“Thanks, you saved my life. Really.”
“Please come to my graduation from CSU, I wouldn’t be here without you.”
“When I got into Back On TRAC, driving drunk and doing stupid stuff in a blackout was normal for me. I am so grateful I didn’t kill anybody.“
“Just wanted you all to know that I have been accepted to law school, that is a far cry from when I was out of control and just coming out of jail.“
This is the most common kind of feedback students express about their Back on TRAC experience. It is a difficult program. It’s not fun — but really, really important. That’s why I’m writing: to address recent articles in the Collegian that perpetuated inaccuracies about the program.
Since 2001, more than 600 students have completed the BOT Program. The program is CSU Health Network’s intensive drug and alcohol outpatient treatment program.
To qualify, a student must have a university or criminal infraction that result in a suspension from the university. Students are not suspended for minor infractions. The kinds of circumstances that warrant a suspension include one big incident or a series of incidents involving alcohol and other drug use.
Frequently students have criminal charges, serious drug offenses, emergency room and intensive care interventions, DUIs and alcohol or drug-related accidents or injuries. Students frequently have long histories of use along with accompanying and escalating problems and consequences. This is the program of last resort.
The BOT program is optional. No one is ever forced to participate. A student who is kicked out of school may apply to the BOT program to earn second chance to continue to attend CSU.
BOT students are required to give up all alcohol and drug use during their time in the program and they have to prove it through testing. Getting alcohol and drugs out of the way gives them a chance to work on important things for a while — like school, values, priorities, relationships, goal setting, taking good care of themselves, families and recovering from mistakes (sometimes really big ones).
The Back on TRAC program is careful not to label students as alcoholic or drug addicted. Many students decide that for themselves and make long term choices to stay away from drugs and alcohol. Others take a time-out from a high risk lifestyle and are able to make better choices for themselves in the future. Some have trouble again and come back for a second try.
Participation in BOT is covered by Family Educational Rights Privacy Act and is not made available to the public. No one knows a student is in BOT unless they tell them, so while a criminal record can impact future employment, participating in BOT is confidential unless a student requests in writing that their records be made available to specific individuals.
The program does cost money, but the amount is a fraction of what community treatment programs cost. The CSU Health Network has no profit motive.
Back on TRAC staff are talented and caring professionals. They are tough as nails and have hearts of gold. They love what they do and the students they are helping.

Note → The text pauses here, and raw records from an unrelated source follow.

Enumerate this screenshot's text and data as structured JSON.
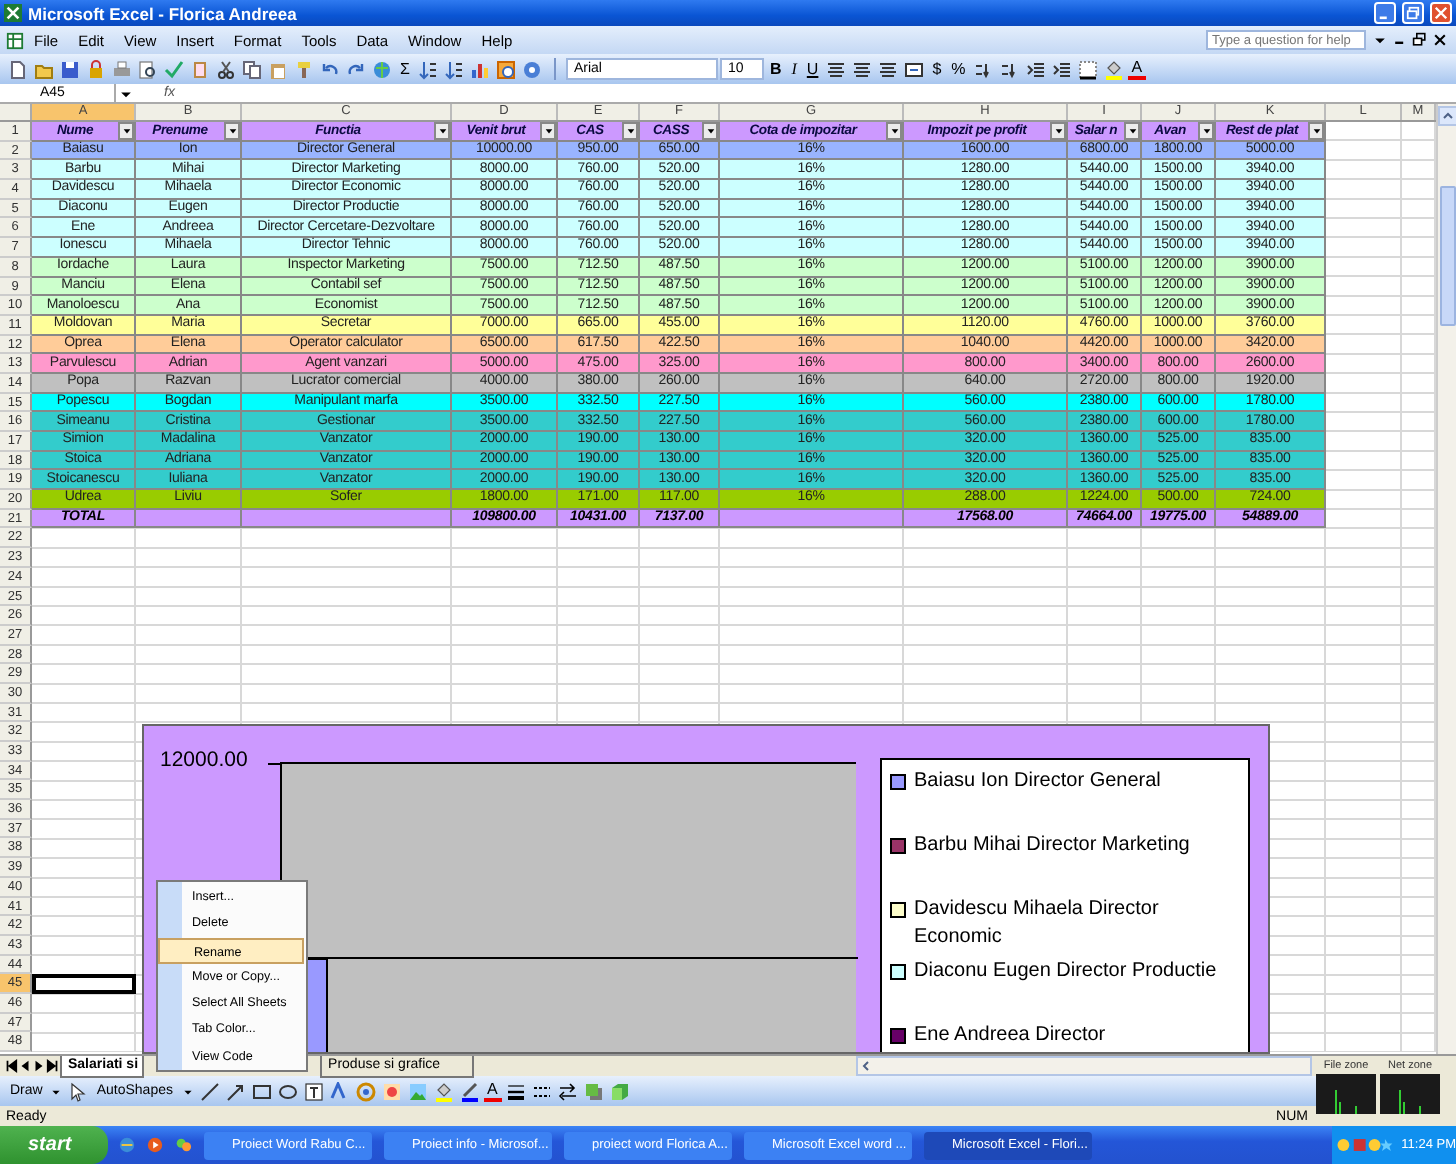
{
  "window": {
    "title": "Microsoft Excel - Florica Andreea"
  },
  "menu": [
    {
      "label": "File"
    },
    {
      "label": "Edit"
    },
    {
      "label": "View"
    },
    {
      "label": "Insert"
    },
    {
      "label": "Format"
    },
    {
      "label": "Tools"
    },
    {
      "label": "Data"
    },
    {
      "label": "Window"
    },
    {
      "label": "Help"
    }
  ],
  "help_search": {
    "placeholder": "Type a question for help"
  },
  "toolbar": {
    "autosum": "Σ",
    "font": "Arial",
    "font_size": "10",
    "bold": "B",
    "italic": "I",
    "underline": "U",
    "currency": "$",
    "percent": "%",
    "font_color": "A"
  },
  "formula_bar": {
    "name_box": "A45",
    "function_label": "fx"
  },
  "columns": [
    {
      "label": "A",
      "selected": true
    },
    {
      "label": "B",
      "selected": false
    },
    {
      "label": "C",
      "selected": false
    },
    {
      "label": "D",
      "selected": false
    },
    {
      "label": "E",
      "selected": false
    },
    {
      "label": "F",
      "selected": false
    },
    {
      "label": "G",
      "selected": false
    },
    {
      "label": "H",
      "selected": false
    },
    {
      "label": "I",
      "selected": false
    },
    {
      "label": "J",
      "selected": false
    },
    {
      "label": "K",
      "selected": false
    },
    {
      "label": "L",
      "selected": false
    },
    {
      "label": "M",
      "selected": false
    }
  ],
  "rows": [
    {
      "number": "1",
      "kind": "header",
      "color": "#cc99ff",
      "cells": [
        "Nume",
        "Prenume",
        "Functia",
        "Venit brut",
        "CAS",
        "CASS",
        "Cota de impozitar",
        "Impozit pe profit",
        "Salar n",
        "Avan",
        "Rest de plat"
      ]
    },
    {
      "number": "2",
      "kind": "data",
      "color": "#99b4ff",
      "cells": [
        "Baiasu",
        "Ion",
        "Director General",
        "10000.00",
        "950.00",
        "650.00",
        "16%",
        "1600.00",
        "6800.00",
        "1800.00",
        "5000.00"
      ]
    },
    {
      "number": "3",
      "kind": "data",
      "color": "#ccffff",
      "cells": [
        "Barbu",
        "Mihai",
        "Director Marketing",
        "8000.00",
        "760.00",
        "520.00",
        "16%",
        "1280.00",
        "5440.00",
        "1500.00",
        "3940.00"
      ]
    },
    {
      "number": "4",
      "kind": "data",
      "color": "#ccffff",
      "cells": [
        "Davidescu",
        "Mihaela",
        "Director Economic",
        "8000.00",
        "760.00",
        "520.00",
        "16%",
        "1280.00",
        "5440.00",
        "1500.00",
        "3940.00"
      ]
    },
    {
      "number": "5",
      "kind": "data",
      "color": "#ccffff",
      "cells": [
        "Diaconu",
        "Eugen",
        "Director  Productie",
        "8000.00",
        "760.00",
        "520.00",
        "16%",
        "1280.00",
        "5440.00",
        "1500.00",
        "3940.00"
      ]
    },
    {
      "number": "6",
      "kind": "data",
      "color": "#ccffff",
      "cells": [
        "Ene",
        "Andreea",
        "Director Cercetare-Dezvoltare",
        "8000.00",
        "760.00",
        "520.00",
        "16%",
        "1280.00",
        "5440.00",
        "1500.00",
        "3940.00"
      ]
    },
    {
      "number": "7",
      "kind": "data",
      "color": "#ccffff",
      "cells": [
        "Ionescu",
        "Mihaela",
        "Director Tehnic",
        "8000.00",
        "760.00",
        "520.00",
        "16%",
        "1280.00",
        "5440.00",
        "1500.00",
        "3940.00"
      ]
    },
    {
      "number": "8",
      "kind": "data",
      "color": "#ccffcc",
      "cells": [
        "Iordache",
        "Laura",
        "Inspector Marketing",
        "7500.00",
        "712.50",
        "487.50",
        "16%",
        "1200.00",
        "5100.00",
        "1200.00",
        "3900.00"
      ]
    },
    {
      "number": "9",
      "kind": "data",
      "color": "#ccffcc",
      "cells": [
        "Manciu",
        "Elena",
        "Contabil sef",
        "7500.00",
        "712.50",
        "487.50",
        "16%",
        "1200.00",
        "5100.00",
        "1200.00",
        "3900.00"
      ]
    },
    {
      "number": "10",
      "kind": "data",
      "color": "#ccffcc",
      "cells": [
        "Manoloescu",
        "Ana",
        "Economist",
        "7500.00",
        "712.50",
        "487.50",
        "16%",
        "1200.00",
        "5100.00",
        "1200.00",
        "3900.00"
      ]
    },
    {
      "number": "11",
      "kind": "data",
      "color": "#ffff99",
      "cells": [
        "Moldovan",
        "Maria",
        "Secretar",
        "7000.00",
        "665.00",
        "455.00",
        "16%",
        "1120.00",
        "4760.00",
        "1000.00",
        "3760.00"
      ]
    },
    {
      "number": "12",
      "kind": "data",
      "color": "#ffcc99",
      "cells": [
        "Oprea",
        "Elena",
        "Operator calculator",
        "6500.00",
        "617.50",
        "422.50",
        "16%",
        "1040.00",
        "4420.00",
        "1000.00",
        "3420.00"
      ]
    },
    {
      "number": "13",
      "kind": "data",
      "color": "#ff99cc",
      "cells": [
        "Parvulescu",
        "Adrian",
        "Agent vanzari",
        "5000.00",
        "475.00",
        "325.00",
        "16%",
        "800.00",
        "3400.00",
        "800.00",
        "2600.00"
      ]
    },
    {
      "number": "14",
      "kind": "data",
      "color": "#c0c0c0",
      "cells": [
        "Popa",
        "Razvan",
        "Lucrator comercial",
        "4000.00",
        "380.00",
        "260.00",
        "16%",
        "640.00",
        "2720.00",
        "800.00",
        "1920.00"
      ]
    },
    {
      "number": "15",
      "kind": "data",
      "color": "#00ffff",
      "cells": [
        "Popescu",
        "Bogdan",
        "Manipulant marfa",
        "3500.00",
        "332.50",
        "227.50",
        "16%",
        "560.00",
        "2380.00",
        "600.00",
        "1780.00"
      ]
    },
    {
      "number": "16",
      "kind": "data",
      "color": "#33cccc",
      "cells": [
        "Simeanu",
        "Cristina",
        "Gestionar",
        "3500.00",
        "332.50",
        "227.50",
        "16%",
        "560.00",
        "2380.00",
        "600.00",
        "1780.00"
      ]
    },
    {
      "number": "17",
      "kind": "data",
      "color": "#33cccc",
      "cells": [
        "Simion",
        "Madalina",
        "Vanzator",
        "2000.00",
        "190.00",
        "130.00",
        "16%",
        "320.00",
        "1360.00",
        "525.00",
        "835.00"
      ]
    },
    {
      "number": "18",
      "kind": "data",
      "color": "#33cccc",
      "cells": [
        "Stoica",
        "Adriana",
        "Vanzator",
        "2000.00",
        "190.00",
        "130.00",
        "16%",
        "320.00",
        "1360.00",
        "525.00",
        "835.00"
      ]
    },
    {
      "number": "19",
      "kind": "data",
      "color": "#33cccc",
      "cells": [
        "Stoicanescu",
        "Iuliana",
        "Vanzator",
        "2000.00",
        "190.00",
        "130.00",
        "16%",
        "320.00",
        "1360.00",
        "525.00",
        "835.00"
      ]
    },
    {
      "number": "20",
      "kind": "data",
      "color": "#99cc00",
      "cells": [
        "Udrea",
        "Liviu",
        "Sofer",
        "1800.00",
        "171.00",
        "117.00",
        "16%",
        "288.00",
        "1224.00",
        "500.00",
        "724.00"
      ]
    },
    {
      "number": "21",
      "kind": "total",
      "color": "#cc99ff",
      "cells": [
        "TOTAL",
        null,
        null,
        "109800.00",
        "10431.00",
        "7137.00",
        null,
        "17568.00",
        "74664.00",
        "19775.00",
        "54889.00"
      ]
    }
  ],
  "empty_rows": [
    {
      "number": "22",
      "selected": false
    },
    {
      "number": "23",
      "selected": false
    },
    {
      "number": "24",
      "selected": false
    },
    {
      "number": "25",
      "selected": false
    },
    {
      "number": "26",
      "selected": false
    },
    {
      "number": "27",
      "selected": false
    },
    {
      "number": "28",
      "selected": false
    },
    {
      "number": "29",
      "selected": false
    },
    {
      "number": "30",
      "selected": false
    },
    {
      "number": "31",
      "selected": false
    },
    {
      "number": "32",
      "selected": false
    },
    {
      "number": "33",
      "selected": false
    },
    {
      "number": "34",
      "selected": false
    },
    {
      "number": "35",
      "selected": false
    },
    {
      "number": "36",
      "selected": false
    },
    {
      "number": "37",
      "selected": false
    },
    {
      "number": "38",
      "selected": false
    },
    {
      "number": "39",
      "selected": false
    },
    {
      "number": "40",
      "selected": false
    },
    {
      "number": "41",
      "selected": false
    },
    {
      "number": "42",
      "selected": false
    },
    {
      "number": "43",
      "selected": false
    },
    {
      "number": "44",
      "selected": false
    },
    {
      "number": "45",
      "selected": true
    },
    {
      "number": "46",
      "selected": false
    },
    {
      "number": "47",
      "selected": false
    },
    {
      "number": "48",
      "selected": false
    }
  ],
  "chart": {
    "axis_label": "12000.00",
    "legend": [
      {
        "label": "Baiasu Ion Director General",
        "color": "#9999ff"
      },
      {
        "label": "Barbu Mihai Director Marketing",
        "color": "#993366"
      },
      {
        "label": "Davidescu Mihaela Director Economic",
        "color": "#ffffcc"
      },
      {
        "label": "Diaconu Eugen Director Productie",
        "color": "#ccffff"
      },
      {
        "label": "Ene Andreea Director",
        "color": "#660066"
      }
    ]
  },
  "context_menu": [
    {
      "label": "Insert...",
      "selected": false
    },
    {
      "label": "Delete",
      "selected": false
    },
    {
      "label": "Rename",
      "selected": true
    },
    {
      "label": "Move or Copy...",
      "selected": false
    },
    {
      "label": "Select All Sheets",
      "selected": false
    },
    {
      "label": "Tab Color...",
      "selected": false
    },
    {
      "label": "View Code",
      "selected": false
    }
  ],
  "sheet_tabs": [
    {
      "label": "Salariati si",
      "selected": true
    },
    {
      "label": "Produse si grafice",
      "selected": false
    }
  ],
  "drawing_toolbar": {
    "draw": "Draw",
    "autoshapes": "AutoShapes",
    "font_color": "A"
  },
  "monitor": [
    {
      "label": "File zone"
    },
    {
      "label": "Net zone"
    }
  ],
  "status_bar": {
    "status": "Ready",
    "num_lock": "NUM"
  },
  "taskbar": {
    "start": "start",
    "buttons": [
      {
        "label": "Proiect Word Rabu C...",
        "selected": false
      },
      {
        "label": "Proiect info - Microsof...",
        "selected": false
      },
      {
        "label": "proiect word Florica A...",
        "selected": false
      },
      {
        "label": "Microsoft Excel word ...",
        "selected": false
      },
      {
        "label": "Microsoft Excel - Flori...",
        "selected": true
      }
    ],
    "clock": "11:24 PM"
  }
}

They dedicate every day to helping students recover from mistakes to give them a chance to complete their education and go on to have the kind of lives they dream of. They are awesome.
While I hope you never need this program, if you did, we are here for you.
Anne Hudgens is the executive director of the CSU Health Network
Back on Trac
Back on Trac is a necessary program
Back on Trac: Derailing student education